■ **TASK BRIEF**:
From the records, return each line that has the word "JSON" in it.

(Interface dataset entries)
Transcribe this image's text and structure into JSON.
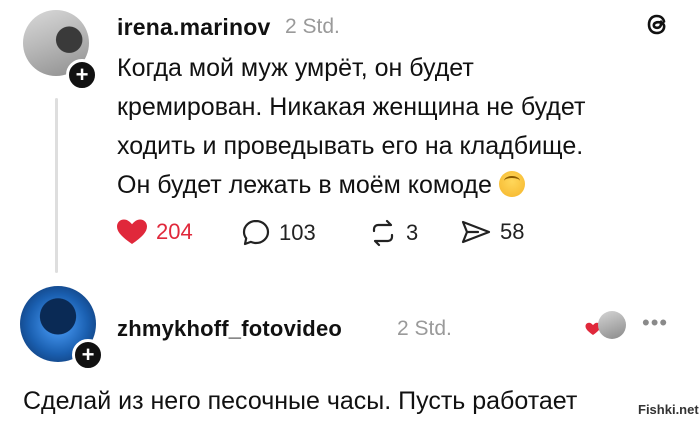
{
  "post": {
    "username": "irena.marinov",
    "time": "2 Std.",
    "text": "Когда мой муж умрёт, он будет кремирован. Никакая женщина не будет ходить и проведывать его на кладбище. Он будет лежать в моём комоде",
    "emoji_icon": "relieved-smile-icon",
    "likes": "204",
    "comments": "103",
    "reposts": "3",
    "shares": "58"
  },
  "reply": {
    "username": "zhmykhoff_fotovideo",
    "time": "2 Std.",
    "text": "Сделай из него песочные часы. Пусть работает"
  },
  "watermark": "Fishki.net",
  "colors": {
    "like": "#e0283b",
    "muted": "#9a9a9a",
    "text": "#111111"
  }
}
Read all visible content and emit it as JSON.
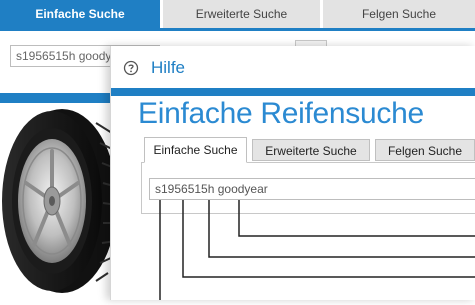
{
  "background": {
    "tabs": [
      {
        "label": "Einfache Suche",
        "active": true
      },
      {
        "label": "Erweiterte Suche",
        "active": false
      },
      {
        "label": "Felgen Suche",
        "active": false
      }
    ],
    "search_value": "s1956515h goody",
    "accent_color": "#1f7fc4"
  },
  "help": {
    "header_icon": "question-circle-icon",
    "header_label": "Hilfe",
    "title": "Einfache Reifensuche",
    "tabs": [
      {
        "label": "Einfache Suche",
        "active": true
      },
      {
        "label": "Erweiterte Suche",
        "active": false
      },
      {
        "label": "Felgen Suche",
        "active": false
      }
    ],
    "search_value": "s1956515h goodyear",
    "title_color": "#2b8ad2"
  }
}
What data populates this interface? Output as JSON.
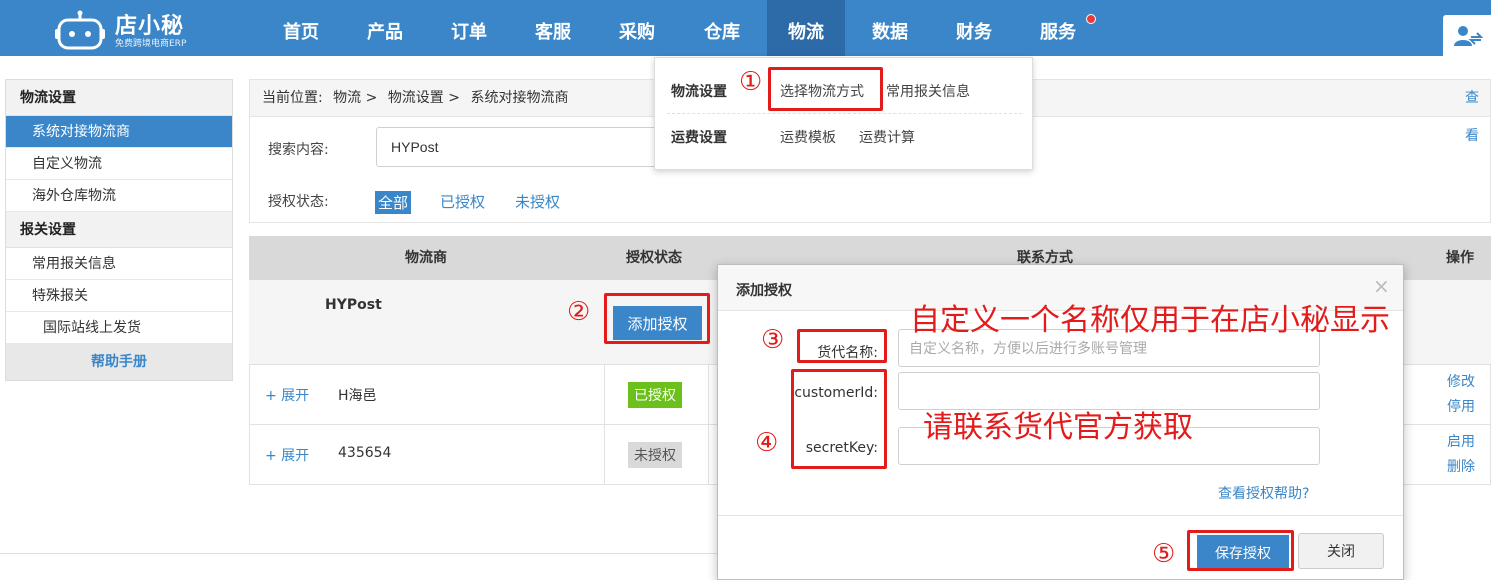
{
  "brand": {
    "name": "店小秘",
    "subtitle": "免费跨境电商ERP"
  },
  "nav": {
    "items": [
      "首页",
      "产品",
      "订单",
      "客服",
      "采购",
      "仓库",
      "物流",
      "数据",
      "财务",
      "服务"
    ],
    "active": "物流"
  },
  "sidebar": {
    "sections": [
      {
        "title": "物流设置",
        "items": [
          "系统对接物流商",
          "自定义物流",
          "海外仓库物流"
        ]
      },
      {
        "title": "报关设置",
        "items": [
          "常用报关信息",
          "特殊报关",
          "国际站线上发货"
        ]
      }
    ],
    "help": "帮助手册"
  },
  "breadcrumb": {
    "label": "当前位置:",
    "items": [
      "物流 >",
      "物流设置 >",
      "系统对接物流商"
    ],
    "right_link": "查看"
  },
  "filter": {
    "search_label": "搜索内容:",
    "search_value": "HYPost",
    "auth_label": "授权状态:",
    "tags": [
      "全部",
      "已授权",
      "未授权"
    ]
  },
  "table": {
    "headers": [
      "物流商",
      "授权状态",
      "联系方式",
      "操作"
    ],
    "group_name": "HYPost",
    "add_button": "添加授权",
    "rows": [
      {
        "expand": "+ 展开",
        "name": "H海邑",
        "status": "已授权",
        "ops": [
          "修改",
          "停用"
        ]
      },
      {
        "expand": "+ 展开",
        "name": "435654",
        "status": "未授权",
        "ops": [
          "启用",
          "删除"
        ]
      }
    ]
  },
  "dropdown": {
    "groups": [
      {
        "title": "物流设置",
        "links": [
          "选择物流方式",
          "常用报关信息"
        ]
      },
      {
        "title": "运费设置",
        "links": [
          "运费模板",
          "运费计算"
        ]
      }
    ]
  },
  "modal": {
    "title": "添加授权",
    "close": "×",
    "fields": [
      {
        "label": "货代名称:",
        "placeholder": "自定义名称，方便以后进行多账号管理",
        "value": ""
      },
      {
        "label": "customerId:",
        "placeholder": "",
        "value": ""
      },
      {
        "label": "secretKey:",
        "placeholder": "",
        "value": ""
      }
    ],
    "help_link": "查看授权帮助?",
    "save_button": "保存授权",
    "close_button": "关闭"
  },
  "annotations": {
    "numbers": [
      "①",
      "②",
      "③",
      "④",
      "⑤"
    ],
    "note_name": "自定义一个名称仅用于在店小秘显示",
    "note_keys": "请联系货代官方获取",
    "color": "#e31b1b"
  },
  "colors": {
    "primary": "#3a86c8",
    "authorized": "#6cc01c",
    "unauthorized": "#d9d9d9"
  }
}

■ **WRITTEN ANSWER**:
Transcribe this image's text and structure into JSON.
Read all visible content and emit it as JSON.
What data populates this interface? Output as JSON.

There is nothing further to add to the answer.